Compliance and regulations around towing
Driving with a trailer in tow is a big responsibility and one that motorists should take seriously. Motorists towing a trailer on Irish public roads must ensure that it is fully compliant with national and EU safety standards. These safety regulations provide drivers with rules as regards a trailers' weight, lights, brakes, plating, under-run, side-guards, securing of loads, etc. that must follow be adhered to.
The three main pieces of regulation that drivers should familiarize themselves with are:
Drivers towing a trailer are required to have a specific driving license in accordance with the weight of the trailer that they are towing. For guidelines on which driving license type you require, additional information is available from the RSA by clicking here. Drivers should also educate themselves on the specific driving rules in terms of trailer type and brake requirements by clicking here.
To avoid being a danger to themselves and other motorists, drivers should always do a safety inspection before getting in their car and heading off on their drive to ensure:
- The pin securing the ball mount to the receiver is intact.
- The hitch coupler is secured.
- Spring bar hinges are tight with the safety clips in place (load equalizer or weight distributing hitches).
- Safety chains are properly attached.
- The electrical plug is properly installed.
The weight capacities of the tow vehicle and the above mentioned components must not be exceeded by the gross trailer weight (GTW). Motorists should always consult their vehicle and trailer handbooks for these weight capacities.
AA Rescue advice on driving with trailers
Every year our breakdown service attends to hundreds of broken down vehicles with a trailer in tow. In addition to the above regulatory information AA Patrol, Keith Keegan, offers the following tips to drivers towing a trailer:
- Motorists who are new to driving with a trailer should take time to practice their maneuvers in an empty car park before driving on a public road.
- Drivers should consult their vehicle owner’s manual for guidance on what gears they should be in when driving with a trailer.
- Motorists should plan their driving route to avoid any potential height obstructions such as bridges or tunnels. This is especially important if driving with a boat or other tall objects in tow.
- Drivers should keep their speed down and their driving smooth. The car is pulling a heavier and longer load than usual, which can be harder to maneuver. Motorists should be especially careful when driving in fog, rain, icy conditions or on bumpy roads. A moderate driving speed will also help to avoid trailer sway.

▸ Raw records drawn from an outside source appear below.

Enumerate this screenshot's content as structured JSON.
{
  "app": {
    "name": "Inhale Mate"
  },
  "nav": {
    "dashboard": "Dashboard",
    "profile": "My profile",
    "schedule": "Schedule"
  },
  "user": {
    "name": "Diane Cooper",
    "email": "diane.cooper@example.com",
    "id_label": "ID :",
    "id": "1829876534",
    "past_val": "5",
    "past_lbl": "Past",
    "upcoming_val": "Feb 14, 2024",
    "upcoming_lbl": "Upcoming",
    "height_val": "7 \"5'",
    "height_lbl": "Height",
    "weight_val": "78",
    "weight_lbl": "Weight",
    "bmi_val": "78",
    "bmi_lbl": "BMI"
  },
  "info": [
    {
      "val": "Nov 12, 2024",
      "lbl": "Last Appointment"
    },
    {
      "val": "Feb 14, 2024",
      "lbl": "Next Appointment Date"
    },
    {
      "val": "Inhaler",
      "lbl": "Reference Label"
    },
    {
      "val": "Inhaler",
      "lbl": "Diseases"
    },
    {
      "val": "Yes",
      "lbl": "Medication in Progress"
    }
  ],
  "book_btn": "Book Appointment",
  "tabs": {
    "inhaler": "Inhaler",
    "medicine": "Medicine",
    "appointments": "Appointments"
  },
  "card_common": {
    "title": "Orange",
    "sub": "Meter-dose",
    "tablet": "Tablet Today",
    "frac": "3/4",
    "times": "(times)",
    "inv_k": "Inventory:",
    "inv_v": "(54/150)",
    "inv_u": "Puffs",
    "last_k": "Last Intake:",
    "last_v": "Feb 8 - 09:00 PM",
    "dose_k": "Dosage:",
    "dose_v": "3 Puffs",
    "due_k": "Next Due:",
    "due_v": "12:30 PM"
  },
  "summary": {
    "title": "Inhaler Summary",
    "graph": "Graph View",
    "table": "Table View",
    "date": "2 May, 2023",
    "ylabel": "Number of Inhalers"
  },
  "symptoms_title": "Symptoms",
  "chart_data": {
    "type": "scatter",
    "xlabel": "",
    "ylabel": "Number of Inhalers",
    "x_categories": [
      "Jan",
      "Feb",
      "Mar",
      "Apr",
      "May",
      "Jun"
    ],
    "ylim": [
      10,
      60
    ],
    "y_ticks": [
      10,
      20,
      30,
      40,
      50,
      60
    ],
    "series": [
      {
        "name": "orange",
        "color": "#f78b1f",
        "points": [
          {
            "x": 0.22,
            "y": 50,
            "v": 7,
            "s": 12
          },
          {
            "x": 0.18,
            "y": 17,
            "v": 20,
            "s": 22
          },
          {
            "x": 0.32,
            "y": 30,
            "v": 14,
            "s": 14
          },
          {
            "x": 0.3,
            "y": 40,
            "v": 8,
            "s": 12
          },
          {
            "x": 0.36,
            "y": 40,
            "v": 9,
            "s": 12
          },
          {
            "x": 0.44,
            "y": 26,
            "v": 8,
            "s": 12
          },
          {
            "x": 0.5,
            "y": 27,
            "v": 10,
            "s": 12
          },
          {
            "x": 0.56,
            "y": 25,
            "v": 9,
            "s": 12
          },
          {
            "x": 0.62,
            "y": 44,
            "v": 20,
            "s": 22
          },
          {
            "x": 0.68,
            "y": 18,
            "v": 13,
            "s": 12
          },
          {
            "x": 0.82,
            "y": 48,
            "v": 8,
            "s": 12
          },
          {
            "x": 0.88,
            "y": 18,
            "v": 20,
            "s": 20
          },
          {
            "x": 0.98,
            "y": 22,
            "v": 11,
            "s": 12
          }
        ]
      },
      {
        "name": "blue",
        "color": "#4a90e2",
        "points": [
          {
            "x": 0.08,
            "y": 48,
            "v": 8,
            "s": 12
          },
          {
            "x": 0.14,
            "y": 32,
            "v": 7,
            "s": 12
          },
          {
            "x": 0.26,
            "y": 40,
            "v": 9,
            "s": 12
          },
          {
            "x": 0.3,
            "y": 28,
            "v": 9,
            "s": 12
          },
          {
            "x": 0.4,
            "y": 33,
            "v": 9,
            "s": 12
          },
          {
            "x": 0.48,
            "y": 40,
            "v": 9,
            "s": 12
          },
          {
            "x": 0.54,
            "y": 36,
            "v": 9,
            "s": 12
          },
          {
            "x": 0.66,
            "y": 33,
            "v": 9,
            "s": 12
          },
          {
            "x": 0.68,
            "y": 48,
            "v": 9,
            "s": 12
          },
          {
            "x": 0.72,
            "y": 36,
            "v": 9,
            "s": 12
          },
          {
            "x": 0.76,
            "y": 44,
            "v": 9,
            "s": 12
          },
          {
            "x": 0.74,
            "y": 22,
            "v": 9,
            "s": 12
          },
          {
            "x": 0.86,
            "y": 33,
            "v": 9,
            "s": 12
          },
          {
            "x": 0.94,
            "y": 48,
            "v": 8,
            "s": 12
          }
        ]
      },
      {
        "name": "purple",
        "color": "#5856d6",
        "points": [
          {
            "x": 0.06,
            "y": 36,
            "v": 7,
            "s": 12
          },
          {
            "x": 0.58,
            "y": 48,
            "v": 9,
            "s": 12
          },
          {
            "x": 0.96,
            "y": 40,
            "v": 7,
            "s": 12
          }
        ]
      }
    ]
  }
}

- Drivers should leave themselves extra driving time to get to their destination.
- Drivers should avoid sudden steering maneuvers while driving that might cause the trailer to sway.
- Drivers should take turns wider than normal. The trailer's wheels will be much further to the inside of a turn than the towing vehicle's. The trailer will ride up on the curb on left turns and could even sideswipe another vehicle.
- Motorists should allow more time to bring their car to a stop. The heavy load behind the car will add momentum. Suddenly braking the car could cause the trailer to slide or the even jack knife.
- Motorists should anticipate the need to slow down their driving. More time is needed to react.
- If overtaking another vehicle or changing lanes, drivers should indicate well in advance and allow extra distance to clear the vehicle they’re overtaking before pulling back into the inside road lane.
- Drivers should never overtake another vehicle on a hill or if there is an uneven road surface up ahead.
- Whenever possible motorists should ask someone to guide them when reversing or parking and take it slowly. Drivers shouldn’t be afraid to start the maneuver again if needed. Over steering can cause the trailer to turn sharply, so gradual movements are recommended.
- Drivers should be conscious of the fact that they’ll be more affected by gusts of wind and wind shift caused by large trucks when driving with a trailer. They should avoid the temptation to slam on the car’s breaks when this happens.
Motorists who breaking down while driving with a trailer in tow should:
- Pull the car and trailer as close to the road’s left hand verge or hard shoulder as possible if they are still driveable so as not to obstruct traffic.
- Switch on their trailer’s hazard warning lights.
- Inform the Gardaí if a hazard to other drivers
- Drivers who are AA Members, should call for breakdown assistance on 01-6179104 and an AA Patrol will provide roadside assistance.
- If it’s safe to do so, drivers should place their vehicle’s hazard triangle on the side of the road
- Drivers shouldn’t remove any animals if present from the broken down trailer.
- Drivers and their passengers should exit the car on the non traffic side and stay as far back from the road as possible.